→ Your task
The lines to copy from the data below are those that hold the string "this".

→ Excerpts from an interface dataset
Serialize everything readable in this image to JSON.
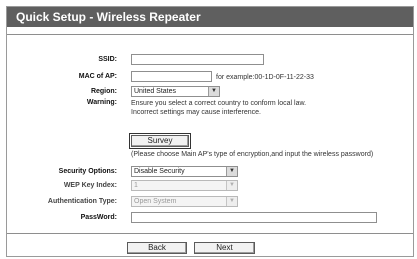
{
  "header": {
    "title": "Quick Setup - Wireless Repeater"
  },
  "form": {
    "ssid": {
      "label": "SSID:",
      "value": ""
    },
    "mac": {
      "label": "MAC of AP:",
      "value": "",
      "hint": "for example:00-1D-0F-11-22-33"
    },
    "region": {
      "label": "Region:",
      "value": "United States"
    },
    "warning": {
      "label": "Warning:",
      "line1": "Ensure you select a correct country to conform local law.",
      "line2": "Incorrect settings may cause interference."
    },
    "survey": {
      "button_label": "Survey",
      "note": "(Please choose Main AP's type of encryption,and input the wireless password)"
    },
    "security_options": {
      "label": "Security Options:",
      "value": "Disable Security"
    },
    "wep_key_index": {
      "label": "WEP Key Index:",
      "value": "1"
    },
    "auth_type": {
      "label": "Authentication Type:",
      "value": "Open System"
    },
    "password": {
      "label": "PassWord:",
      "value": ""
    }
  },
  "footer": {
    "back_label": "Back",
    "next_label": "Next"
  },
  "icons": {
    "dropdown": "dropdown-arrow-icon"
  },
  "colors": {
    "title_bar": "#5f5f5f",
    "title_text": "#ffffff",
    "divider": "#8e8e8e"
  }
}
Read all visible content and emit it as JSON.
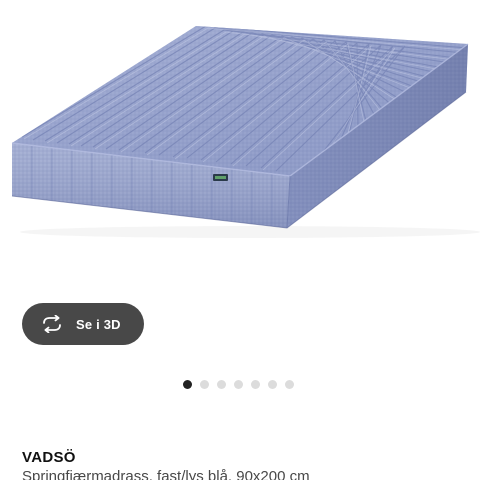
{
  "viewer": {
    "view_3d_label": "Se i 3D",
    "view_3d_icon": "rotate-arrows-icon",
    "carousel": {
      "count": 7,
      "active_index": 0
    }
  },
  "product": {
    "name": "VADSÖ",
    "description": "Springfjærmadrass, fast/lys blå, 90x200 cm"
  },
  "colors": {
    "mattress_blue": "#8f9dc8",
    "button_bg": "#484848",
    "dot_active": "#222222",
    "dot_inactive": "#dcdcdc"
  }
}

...

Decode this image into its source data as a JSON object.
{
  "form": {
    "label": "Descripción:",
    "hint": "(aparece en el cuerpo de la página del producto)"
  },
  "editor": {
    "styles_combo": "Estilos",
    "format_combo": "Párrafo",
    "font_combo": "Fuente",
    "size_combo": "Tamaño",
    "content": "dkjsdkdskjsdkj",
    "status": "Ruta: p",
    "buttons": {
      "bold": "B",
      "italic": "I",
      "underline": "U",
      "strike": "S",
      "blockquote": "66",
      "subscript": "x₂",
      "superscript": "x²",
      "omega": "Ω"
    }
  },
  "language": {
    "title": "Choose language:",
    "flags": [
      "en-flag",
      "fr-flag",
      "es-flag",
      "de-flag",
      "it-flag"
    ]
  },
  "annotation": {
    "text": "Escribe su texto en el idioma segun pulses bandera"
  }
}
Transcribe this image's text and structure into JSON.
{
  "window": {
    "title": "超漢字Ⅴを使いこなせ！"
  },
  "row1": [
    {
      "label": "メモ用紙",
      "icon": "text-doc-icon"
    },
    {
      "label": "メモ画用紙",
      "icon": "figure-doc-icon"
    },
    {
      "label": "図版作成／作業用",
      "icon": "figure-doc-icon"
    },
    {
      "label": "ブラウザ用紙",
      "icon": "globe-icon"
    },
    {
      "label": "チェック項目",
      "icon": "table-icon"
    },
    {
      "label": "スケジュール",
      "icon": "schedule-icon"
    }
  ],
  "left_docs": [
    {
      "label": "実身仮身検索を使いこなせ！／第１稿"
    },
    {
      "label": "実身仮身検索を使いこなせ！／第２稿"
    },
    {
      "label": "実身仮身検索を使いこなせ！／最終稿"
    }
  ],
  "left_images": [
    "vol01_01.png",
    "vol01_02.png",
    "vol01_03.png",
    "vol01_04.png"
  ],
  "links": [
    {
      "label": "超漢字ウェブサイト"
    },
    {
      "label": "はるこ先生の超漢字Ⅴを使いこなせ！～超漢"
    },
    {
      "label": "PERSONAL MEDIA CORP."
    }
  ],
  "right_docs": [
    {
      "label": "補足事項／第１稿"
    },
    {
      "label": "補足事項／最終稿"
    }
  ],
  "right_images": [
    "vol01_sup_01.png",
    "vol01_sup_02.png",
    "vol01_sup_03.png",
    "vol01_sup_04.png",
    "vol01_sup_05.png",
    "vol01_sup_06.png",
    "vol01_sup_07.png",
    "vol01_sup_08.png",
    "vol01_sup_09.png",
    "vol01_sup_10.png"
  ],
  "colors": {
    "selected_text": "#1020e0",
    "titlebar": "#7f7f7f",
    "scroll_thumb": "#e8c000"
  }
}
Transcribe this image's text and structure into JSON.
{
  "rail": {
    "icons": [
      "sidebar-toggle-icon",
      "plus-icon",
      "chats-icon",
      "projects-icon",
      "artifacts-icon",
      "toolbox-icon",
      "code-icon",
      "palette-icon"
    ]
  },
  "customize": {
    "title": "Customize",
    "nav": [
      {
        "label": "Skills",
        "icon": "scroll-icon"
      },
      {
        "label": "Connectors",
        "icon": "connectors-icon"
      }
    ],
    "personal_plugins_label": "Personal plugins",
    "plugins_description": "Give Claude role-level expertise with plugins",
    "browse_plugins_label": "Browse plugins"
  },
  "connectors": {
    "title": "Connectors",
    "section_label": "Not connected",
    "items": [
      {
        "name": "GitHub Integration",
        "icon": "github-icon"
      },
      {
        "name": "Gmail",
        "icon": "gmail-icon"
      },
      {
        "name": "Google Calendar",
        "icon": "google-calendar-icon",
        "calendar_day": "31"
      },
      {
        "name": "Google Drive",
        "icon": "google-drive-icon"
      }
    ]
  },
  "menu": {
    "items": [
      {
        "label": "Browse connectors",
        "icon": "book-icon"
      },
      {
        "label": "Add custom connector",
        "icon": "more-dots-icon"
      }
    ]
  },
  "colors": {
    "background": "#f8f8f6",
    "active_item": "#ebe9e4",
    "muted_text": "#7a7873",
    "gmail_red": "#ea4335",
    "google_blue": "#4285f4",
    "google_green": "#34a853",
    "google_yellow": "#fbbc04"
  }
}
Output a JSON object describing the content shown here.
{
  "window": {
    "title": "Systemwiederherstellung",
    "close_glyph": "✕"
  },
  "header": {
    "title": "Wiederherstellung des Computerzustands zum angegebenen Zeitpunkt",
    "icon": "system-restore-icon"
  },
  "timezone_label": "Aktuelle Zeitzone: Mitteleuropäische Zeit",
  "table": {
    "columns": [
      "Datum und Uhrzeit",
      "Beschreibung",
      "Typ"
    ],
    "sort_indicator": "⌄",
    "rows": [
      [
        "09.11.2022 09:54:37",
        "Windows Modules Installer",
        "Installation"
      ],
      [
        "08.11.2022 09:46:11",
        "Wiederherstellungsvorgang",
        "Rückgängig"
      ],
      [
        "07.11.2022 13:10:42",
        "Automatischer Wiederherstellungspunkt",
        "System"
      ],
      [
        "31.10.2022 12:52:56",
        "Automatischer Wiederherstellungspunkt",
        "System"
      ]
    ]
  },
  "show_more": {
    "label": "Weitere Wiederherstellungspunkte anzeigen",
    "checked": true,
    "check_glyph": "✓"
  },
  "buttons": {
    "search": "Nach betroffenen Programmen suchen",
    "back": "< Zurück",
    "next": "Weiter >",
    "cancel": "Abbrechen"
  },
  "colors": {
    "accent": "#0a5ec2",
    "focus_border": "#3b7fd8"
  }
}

→ Answer to the problem
Serialize everything readable in this image to JSON.
Decode this image into its source data as a JSON object.
Transcribe this image's text and structure into JSON.
Transcribe this image's text and structure into JSON.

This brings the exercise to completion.